Since the invention of the bipolar transistor in 1947, the growth of the semiconductor industry has been a catalogue of continuous success. Researchers have been able to maintain pace with the demand for exponential growth in both capacity and complexity, primarily through the shrinkage of device dimension. However, the next few decades will witness a series of major challenges for both device and process engineers if this trend is to continue.
Utilizing the excellent facilities in Engineering Physics housed in the CEMD, we intend to explore novel device systems and investigate the microscopic phenomena which limit current processing strategies. Much of the work will concentrate on silicon as the industry workhorse material. In particular, we are interested in the interaction of light with silicon (exploiting the high bandwidth of optical devices) and intend to develop chips which combine optical and electrical functionality. This is somewhat challenging (silicon is not a natural material for use in optoelectronics) but necessary because silicon provides the most cost-effective route for integrated optical solutions. The ambitious goal of such research is the monolithic integration of functions such as switching, modulation, (de)multiplexing, emission, amplification and detection, together with control electronics and environmental sensing, using (sub)micron optical waveguides on a single silicon chip.

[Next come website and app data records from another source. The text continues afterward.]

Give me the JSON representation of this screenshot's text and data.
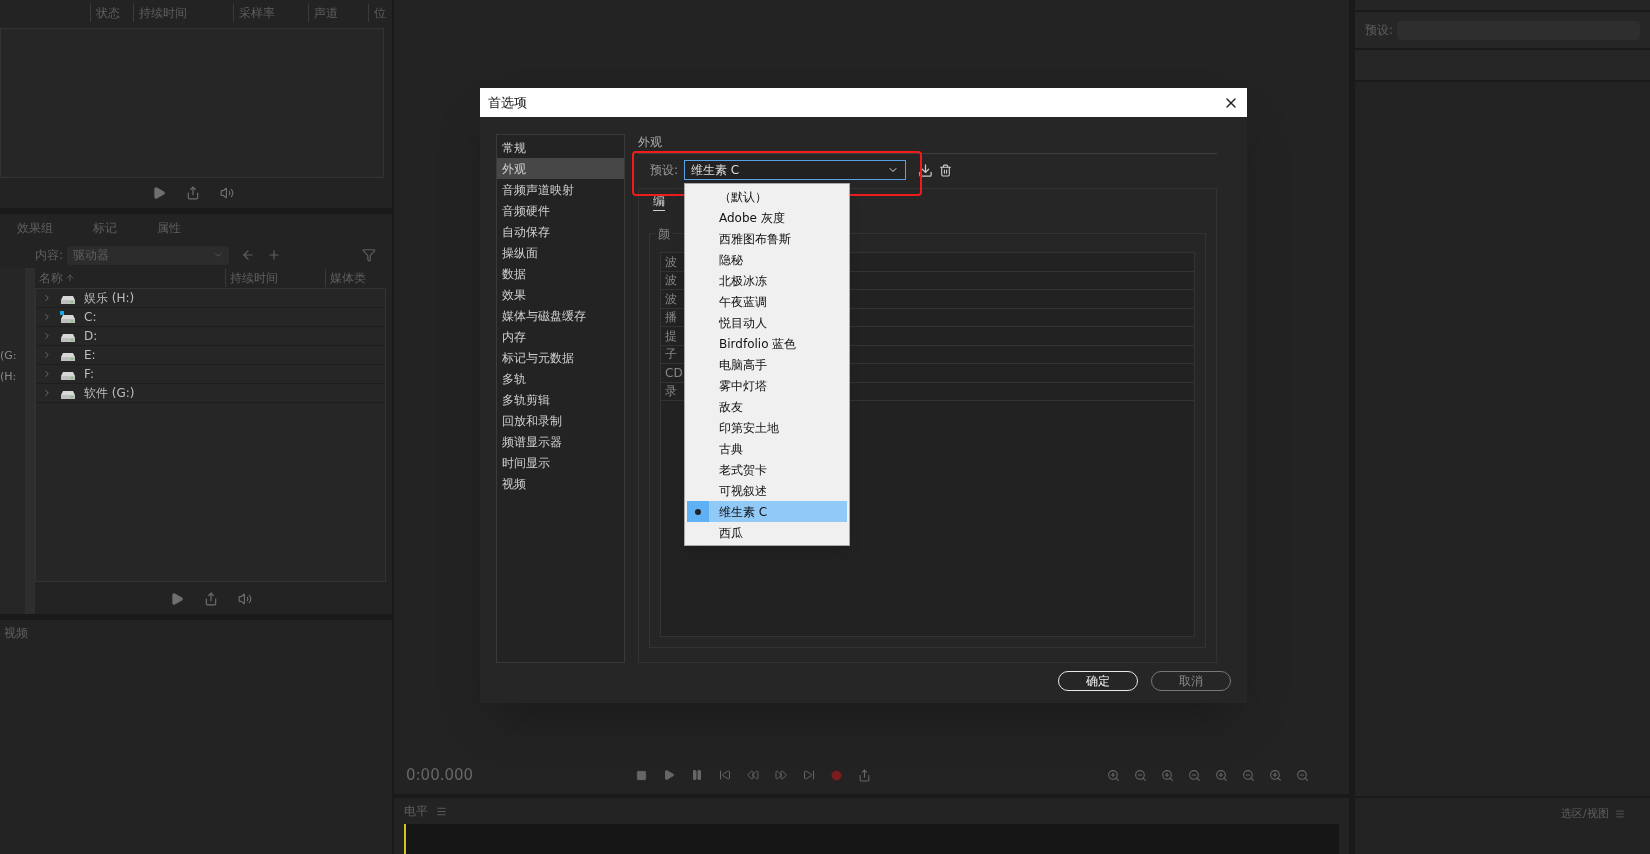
{
  "files_panel": {
    "columns": [
      "状态",
      "持续时间",
      "采样率",
      "声道",
      "位"
    ]
  },
  "media_browser": {
    "tabs": [
      "效果组",
      "标记",
      "属性"
    ],
    "content_label": "内容:",
    "content_value": "驱动器",
    "side_items": [
      "(G:",
      "(H:"
    ],
    "columns": [
      "名称",
      "持续时间",
      "媒体类"
    ],
    "drives": [
      {
        "name": "娱乐 (H:)",
        "kind": "drive"
      },
      {
        "name": "C:",
        "kind": "system"
      },
      {
        "name": "D:",
        "kind": "drive"
      },
      {
        "name": "E:",
        "kind": "drive"
      },
      {
        "name": "F:",
        "kind": "drive"
      },
      {
        "name": "软件 (G:)",
        "kind": "drive"
      }
    ]
  },
  "video_panel": {
    "title": "视频"
  },
  "editor": {
    "time": "0:00.000"
  },
  "level_panel": {
    "title": "电平"
  },
  "selection_panel": {
    "title": "选区/视图"
  },
  "right_panel": {
    "preset_label": "预设:"
  },
  "dialog": {
    "title": "首选项",
    "sidebar": [
      {
        "label": "常规",
        "selected": false
      },
      {
        "label": "外观",
        "selected": true
      },
      {
        "label": "音频声道映射",
        "selected": false
      },
      {
        "label": "音频硬件",
        "selected": false
      },
      {
        "label": "自动保存",
        "selected": false
      },
      {
        "label": "操纵面",
        "selected": false
      },
      {
        "label": "数据",
        "selected": false
      },
      {
        "label": "效果",
        "selected": false
      },
      {
        "label": "媒体与磁盘缓存",
        "selected": false
      },
      {
        "label": "内存",
        "selected": false
      },
      {
        "label": "标记与元数据",
        "selected": false
      },
      {
        "label": "多轨",
        "selected": false
      },
      {
        "label": "多轨剪辑",
        "selected": false
      },
      {
        "label": "回放和录制",
        "selected": false
      },
      {
        "label": "频谱显示器",
        "selected": false
      },
      {
        "label": "时间显示",
        "selected": false
      },
      {
        "label": "视频",
        "selected": false
      }
    ],
    "section": "外观",
    "preset_label": "预设:",
    "preset_value": "维生素 C",
    "tab": "编",
    "group": "颜",
    "rows": [
      "波",
      "波",
      "波",
      "播",
      "提",
      "子",
      "CD",
      "录"
    ],
    "options": [
      {
        "label": "（默认）",
        "selected": false
      },
      {
        "label": "Adobe 灰度",
        "selected": false
      },
      {
        "label": "西雅图布鲁斯",
        "selected": false
      },
      {
        "label": "隐秘",
        "selected": false
      },
      {
        "label": "北极冰冻",
        "selected": false
      },
      {
        "label": "午夜蓝调",
        "selected": false
      },
      {
        "label": "悦目动人",
        "selected": false
      },
      {
        "label": "Birdfolio 蓝色",
        "selected": false
      },
      {
        "label": "电脑高手",
        "selected": false
      },
      {
        "label": "雾中灯塔",
        "selected": false
      },
      {
        "label": "敌友",
        "selected": false
      },
      {
        "label": "印第安土地",
        "selected": false
      },
      {
        "label": "古典",
        "selected": false
      },
      {
        "label": "老式贺卡",
        "selected": false
      },
      {
        "label": "可视叙述",
        "selected": false
      },
      {
        "label": "维生素 C",
        "selected": true
      },
      {
        "label": "西瓜",
        "selected": false
      }
    ],
    "buttons": [
      {
        "label": "确定",
        "kind": "primary"
      },
      {
        "label": "取消",
        "kind": "secondary"
      }
    ]
  }
}
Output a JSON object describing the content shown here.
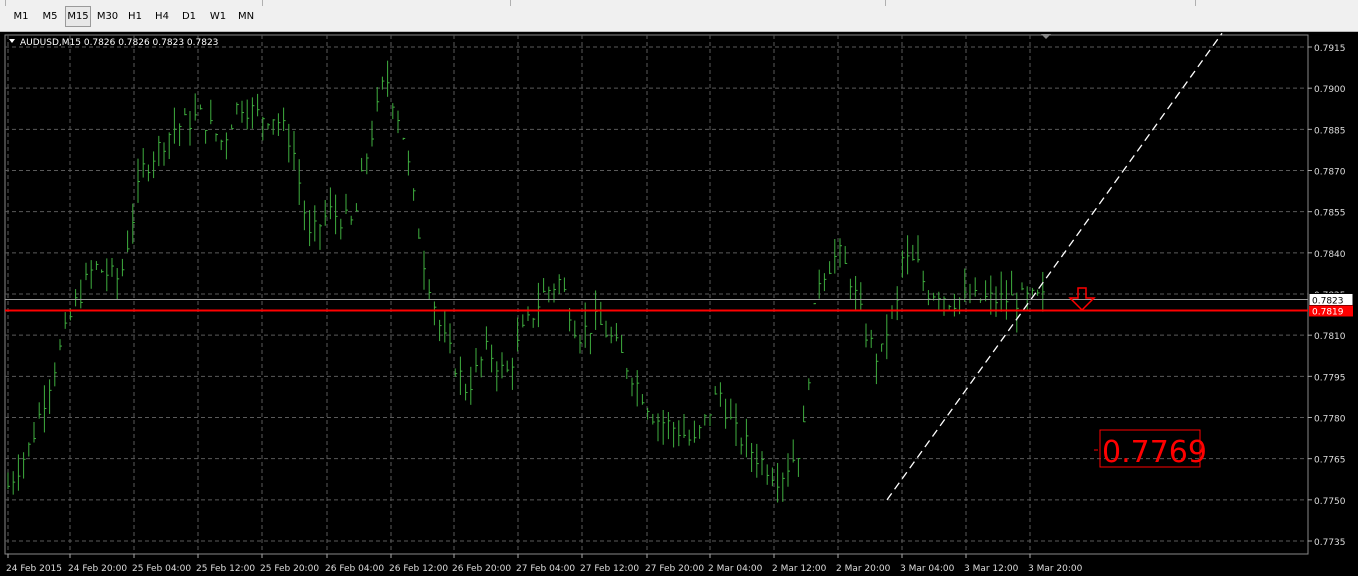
{
  "toolbar": {
    "timeframes": [
      {
        "label": "M1",
        "active": false
      },
      {
        "label": "M5",
        "active": false
      },
      {
        "label": "M15",
        "active": true
      },
      {
        "label": "M30",
        "active": false
      },
      {
        "label": "H1",
        "active": false
      },
      {
        "label": "H4",
        "active": false
      },
      {
        "label": "D1",
        "active": false
      },
      {
        "label": "W1",
        "active": false
      },
      {
        "label": "MN",
        "active": false
      }
    ]
  },
  "chart_header": {
    "symbol_line": "AUDUSD,M15  0.7826 0.7826 0.7823 0.7823"
  },
  "colors": {
    "background": "#000000",
    "grid": "#5a5a5a",
    "candles": "#3fae3f",
    "horizontal_line": "#ff0000",
    "trendline": "#ffffff",
    "price_marker_current": "#ffffff",
    "price_marker_level": "#ff0000"
  },
  "annotation": {
    "price_text": "0.7769",
    "arrow_icon": "down-arrow-icon"
  },
  "chart_data": {
    "type": "line",
    "symbol": "AUDUSD",
    "timeframe": "M15",
    "ylim": [
      0.7735,
      0.792
    ],
    "y_ticks": [
      "0.7915",
      "0.7900",
      "0.7885",
      "0.7870",
      "0.7855",
      "0.7840",
      "0.7825",
      "0.7810",
      "0.7795",
      "0.7780",
      "0.7765",
      "0.7750",
      "0.7735"
    ],
    "x_ticks": [
      "24 Feb 2015",
      "24 Feb 20:00",
      "25 Feb 04:00",
      "25 Feb 12:00",
      "25 Feb 20:00",
      "26 Feb 04:00",
      "26 Feb 12:00",
      "26 Feb 20:00",
      "27 Feb 04:00",
      "27 Feb 12:00",
      "27 Feb 20:00",
      "2 Mar 04:00",
      "2 Mar 12:00",
      "2 Mar 20:00",
      "3 Mar 04:00",
      "3 Mar 12:00",
      "3 Mar 20:00"
    ],
    "current_price": "0.7823",
    "horizontal_level": "0.7819",
    "grid": true,
    "series": [
      {
        "x_time_ticks": [
          0,
          3.6,
          6.3,
          10.6,
          13.9,
          18.1,
          21.7,
          26.5,
          31.2,
          34.7,
          37.3,
          40.6,
          43.1,
          45.9,
          48.7,
          51.9,
          55.9,
          57.4,
          61.0,
          63.7,
          66.9,
          70.1,
          74.1,
          77.5,
          80.4,
          83.0,
          86.5,
          89.2,
          92.1,
          95.1,
          97.1,
          101.0,
          104.5,
          108.7,
          110.8,
          114.9,
          117.3,
          119.3,
          121.3,
          124.6,
          128.3,
          130.7,
          134.2,
          136.2,
          138.7,
          140.8,
          142.3,
          143.6,
          144.2,
          147.2,
          148.3,
          150.7,
          151.7,
          153.1,
          155.4,
          157.4,
          159.5,
          161.3,
          163.5,
          165.9,
          167.8
        ],
        "values": [
          0.7755,
          0.777,
          0.779,
          0.782,
          0.7835,
          0.783,
          0.787,
          0.7885,
          0.789,
          0.788,
          0.7895,
          0.789,
          0.789,
          0.788,
          0.7845,
          0.7855,
          0.785,
          0.787,
          0.7905,
          0.7885,
          0.784,
          0.781,
          0.779,
          0.7805,
          0.7795,
          0.781,
          0.7825,
          0.783,
          0.781,
          0.7815,
          0.781,
          0.7795,
          0.778,
          0.7775,
          0.777,
          0.779,
          0.7775,
          0.777,
          0.7765,
          0.7758,
          0.777,
          0.783,
          0.784,
          0.783,
          0.781,
          0.78,
          0.7815,
          0.782,
          0.7838,
          0.7835,
          0.7826,
          0.7826,
          0.7823,
          0.7823,
          0.7823,
          0.7823,
          0.7823,
          0.7823,
          0.7823,
          0.7823,
          0.7823
        ]
      }
    ],
    "trendline": {
      "from": {
        "x_index": 152.0,
        "value": 0.775
      },
      "to": {
        "x_index": 213.0,
        "value": 0.792
      }
    }
  }
}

The fabrication of devices will be via technologies fully compatible with standard silicon processing, including photolithography, layer deposition, ion implantation and wet and dry etching capitalizing on links with industrial and academic collaborators.